++++ Entries shown

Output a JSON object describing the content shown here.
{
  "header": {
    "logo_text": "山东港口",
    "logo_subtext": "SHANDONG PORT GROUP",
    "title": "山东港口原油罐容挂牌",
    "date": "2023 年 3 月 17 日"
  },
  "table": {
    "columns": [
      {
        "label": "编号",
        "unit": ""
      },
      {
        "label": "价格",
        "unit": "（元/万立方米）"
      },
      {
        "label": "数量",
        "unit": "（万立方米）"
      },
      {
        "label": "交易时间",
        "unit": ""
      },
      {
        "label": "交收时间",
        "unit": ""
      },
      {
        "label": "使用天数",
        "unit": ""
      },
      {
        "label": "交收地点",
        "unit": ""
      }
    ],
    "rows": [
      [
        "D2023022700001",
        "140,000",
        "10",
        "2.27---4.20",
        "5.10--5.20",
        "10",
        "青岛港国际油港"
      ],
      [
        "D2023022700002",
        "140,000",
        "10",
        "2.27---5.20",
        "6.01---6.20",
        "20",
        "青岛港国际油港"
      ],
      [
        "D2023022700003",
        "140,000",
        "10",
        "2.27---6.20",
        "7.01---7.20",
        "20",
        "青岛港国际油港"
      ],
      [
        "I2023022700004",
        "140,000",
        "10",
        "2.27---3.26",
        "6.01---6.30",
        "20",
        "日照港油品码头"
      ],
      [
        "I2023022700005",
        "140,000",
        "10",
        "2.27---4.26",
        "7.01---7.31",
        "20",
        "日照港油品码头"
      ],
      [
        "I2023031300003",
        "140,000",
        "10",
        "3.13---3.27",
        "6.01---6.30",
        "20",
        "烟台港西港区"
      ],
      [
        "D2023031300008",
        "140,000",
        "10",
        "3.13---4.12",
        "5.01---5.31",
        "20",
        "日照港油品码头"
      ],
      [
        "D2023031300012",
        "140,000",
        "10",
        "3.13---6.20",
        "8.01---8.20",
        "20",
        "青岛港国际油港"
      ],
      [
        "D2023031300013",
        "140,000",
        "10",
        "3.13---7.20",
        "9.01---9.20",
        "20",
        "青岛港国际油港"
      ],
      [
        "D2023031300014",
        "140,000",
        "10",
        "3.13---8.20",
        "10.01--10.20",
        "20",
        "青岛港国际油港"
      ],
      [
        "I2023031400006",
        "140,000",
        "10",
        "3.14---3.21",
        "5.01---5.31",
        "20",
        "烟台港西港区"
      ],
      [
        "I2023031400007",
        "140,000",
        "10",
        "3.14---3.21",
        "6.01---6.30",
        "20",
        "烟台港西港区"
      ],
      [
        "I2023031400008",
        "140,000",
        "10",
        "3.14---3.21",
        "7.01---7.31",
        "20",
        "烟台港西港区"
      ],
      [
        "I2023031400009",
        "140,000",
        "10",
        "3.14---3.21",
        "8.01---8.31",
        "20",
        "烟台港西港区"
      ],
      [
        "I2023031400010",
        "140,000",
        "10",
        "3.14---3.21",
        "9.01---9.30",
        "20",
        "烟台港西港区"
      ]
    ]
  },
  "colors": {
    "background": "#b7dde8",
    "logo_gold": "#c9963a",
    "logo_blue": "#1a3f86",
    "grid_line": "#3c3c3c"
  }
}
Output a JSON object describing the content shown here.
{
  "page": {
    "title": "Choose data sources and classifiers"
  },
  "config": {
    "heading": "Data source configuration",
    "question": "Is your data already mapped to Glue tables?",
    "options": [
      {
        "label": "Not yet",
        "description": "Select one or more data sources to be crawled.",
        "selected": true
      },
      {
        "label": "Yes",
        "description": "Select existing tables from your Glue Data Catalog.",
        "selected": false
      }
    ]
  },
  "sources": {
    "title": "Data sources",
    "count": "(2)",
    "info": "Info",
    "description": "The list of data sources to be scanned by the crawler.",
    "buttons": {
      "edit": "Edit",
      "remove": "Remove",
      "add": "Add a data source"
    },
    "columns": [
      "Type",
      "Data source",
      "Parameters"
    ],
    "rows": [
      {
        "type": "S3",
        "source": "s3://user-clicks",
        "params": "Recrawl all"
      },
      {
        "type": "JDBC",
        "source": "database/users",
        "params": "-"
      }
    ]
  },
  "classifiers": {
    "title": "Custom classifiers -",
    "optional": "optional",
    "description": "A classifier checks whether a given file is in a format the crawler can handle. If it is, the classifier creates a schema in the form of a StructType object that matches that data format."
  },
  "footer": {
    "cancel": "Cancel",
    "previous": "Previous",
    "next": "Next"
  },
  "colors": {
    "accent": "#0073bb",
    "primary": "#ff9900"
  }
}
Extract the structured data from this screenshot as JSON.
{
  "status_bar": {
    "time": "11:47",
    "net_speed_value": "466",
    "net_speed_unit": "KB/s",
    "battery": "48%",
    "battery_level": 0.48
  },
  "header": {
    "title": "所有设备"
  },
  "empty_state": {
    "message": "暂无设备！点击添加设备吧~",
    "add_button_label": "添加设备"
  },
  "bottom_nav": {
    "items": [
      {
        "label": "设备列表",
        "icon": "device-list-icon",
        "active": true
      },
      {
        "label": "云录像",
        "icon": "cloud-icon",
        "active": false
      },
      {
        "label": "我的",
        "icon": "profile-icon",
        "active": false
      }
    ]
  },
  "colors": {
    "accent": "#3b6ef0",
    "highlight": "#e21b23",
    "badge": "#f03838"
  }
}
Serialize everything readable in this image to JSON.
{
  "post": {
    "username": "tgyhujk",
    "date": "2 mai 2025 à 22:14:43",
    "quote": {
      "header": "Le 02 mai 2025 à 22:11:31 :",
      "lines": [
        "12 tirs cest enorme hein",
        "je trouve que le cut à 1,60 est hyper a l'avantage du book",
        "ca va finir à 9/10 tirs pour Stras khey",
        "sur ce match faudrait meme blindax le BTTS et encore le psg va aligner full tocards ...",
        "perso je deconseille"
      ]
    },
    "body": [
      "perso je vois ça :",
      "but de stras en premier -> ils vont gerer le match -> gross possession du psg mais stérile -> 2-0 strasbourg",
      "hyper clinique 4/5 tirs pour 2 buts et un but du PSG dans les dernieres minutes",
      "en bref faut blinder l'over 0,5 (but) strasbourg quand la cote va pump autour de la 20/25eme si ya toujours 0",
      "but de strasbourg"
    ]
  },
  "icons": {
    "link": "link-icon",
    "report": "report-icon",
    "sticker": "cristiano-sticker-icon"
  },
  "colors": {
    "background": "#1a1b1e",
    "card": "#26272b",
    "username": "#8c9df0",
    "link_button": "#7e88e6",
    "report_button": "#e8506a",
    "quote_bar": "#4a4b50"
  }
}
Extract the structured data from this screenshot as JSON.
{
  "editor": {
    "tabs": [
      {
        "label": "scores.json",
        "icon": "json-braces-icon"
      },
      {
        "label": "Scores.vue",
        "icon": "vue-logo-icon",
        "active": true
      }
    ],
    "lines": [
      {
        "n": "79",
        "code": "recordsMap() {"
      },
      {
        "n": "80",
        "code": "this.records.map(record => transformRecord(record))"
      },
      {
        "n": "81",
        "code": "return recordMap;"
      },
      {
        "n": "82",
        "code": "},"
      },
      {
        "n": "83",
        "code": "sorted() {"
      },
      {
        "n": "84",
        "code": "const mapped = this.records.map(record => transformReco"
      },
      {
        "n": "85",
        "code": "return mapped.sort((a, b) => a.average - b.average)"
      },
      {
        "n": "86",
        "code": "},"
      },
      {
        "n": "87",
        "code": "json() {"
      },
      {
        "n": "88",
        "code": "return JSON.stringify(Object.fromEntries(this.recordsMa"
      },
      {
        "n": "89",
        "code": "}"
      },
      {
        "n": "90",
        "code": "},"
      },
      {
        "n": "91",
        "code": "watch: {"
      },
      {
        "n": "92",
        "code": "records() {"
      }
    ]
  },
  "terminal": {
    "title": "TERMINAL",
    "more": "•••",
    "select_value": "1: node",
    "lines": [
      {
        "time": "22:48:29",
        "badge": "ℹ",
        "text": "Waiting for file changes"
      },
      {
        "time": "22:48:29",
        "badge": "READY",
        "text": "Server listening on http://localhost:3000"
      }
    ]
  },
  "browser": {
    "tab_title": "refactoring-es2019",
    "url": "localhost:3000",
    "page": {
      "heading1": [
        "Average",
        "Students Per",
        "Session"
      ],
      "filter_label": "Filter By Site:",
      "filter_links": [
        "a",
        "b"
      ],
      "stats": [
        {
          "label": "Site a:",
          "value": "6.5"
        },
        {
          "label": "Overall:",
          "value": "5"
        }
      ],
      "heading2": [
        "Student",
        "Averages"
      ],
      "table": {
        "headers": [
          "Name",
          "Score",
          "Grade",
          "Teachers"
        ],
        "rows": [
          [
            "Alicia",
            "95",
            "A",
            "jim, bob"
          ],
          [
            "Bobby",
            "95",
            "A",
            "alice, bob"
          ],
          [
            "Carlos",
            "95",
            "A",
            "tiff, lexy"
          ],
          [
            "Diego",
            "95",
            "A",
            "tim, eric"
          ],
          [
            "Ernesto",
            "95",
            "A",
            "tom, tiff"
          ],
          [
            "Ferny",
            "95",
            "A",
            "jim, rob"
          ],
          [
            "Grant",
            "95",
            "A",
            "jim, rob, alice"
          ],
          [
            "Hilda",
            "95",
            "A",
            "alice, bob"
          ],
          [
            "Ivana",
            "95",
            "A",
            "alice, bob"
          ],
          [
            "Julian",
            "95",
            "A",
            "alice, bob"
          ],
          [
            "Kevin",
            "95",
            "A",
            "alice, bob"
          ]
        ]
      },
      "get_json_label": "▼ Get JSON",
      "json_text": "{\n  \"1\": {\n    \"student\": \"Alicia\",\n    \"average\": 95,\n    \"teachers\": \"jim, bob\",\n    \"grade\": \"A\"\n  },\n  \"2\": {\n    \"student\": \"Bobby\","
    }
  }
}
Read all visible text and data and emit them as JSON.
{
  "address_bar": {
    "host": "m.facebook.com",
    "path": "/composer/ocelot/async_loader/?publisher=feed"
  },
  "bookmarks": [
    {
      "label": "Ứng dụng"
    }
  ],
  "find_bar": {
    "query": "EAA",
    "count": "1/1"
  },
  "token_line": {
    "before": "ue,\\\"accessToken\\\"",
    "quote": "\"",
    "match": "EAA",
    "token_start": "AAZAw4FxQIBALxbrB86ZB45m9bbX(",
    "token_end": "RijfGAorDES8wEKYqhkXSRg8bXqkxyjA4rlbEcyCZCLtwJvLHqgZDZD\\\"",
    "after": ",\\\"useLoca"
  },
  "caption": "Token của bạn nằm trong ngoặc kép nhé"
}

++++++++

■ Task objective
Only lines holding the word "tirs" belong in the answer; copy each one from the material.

■ Task result
        "12 tirs cest enorme hein",
        "ca va finir à 9/10 tirs pour Stras khey",
      "hyper clinique 4/5 tirs pour 2 buts et un but du PSG dans les dernieres minutes",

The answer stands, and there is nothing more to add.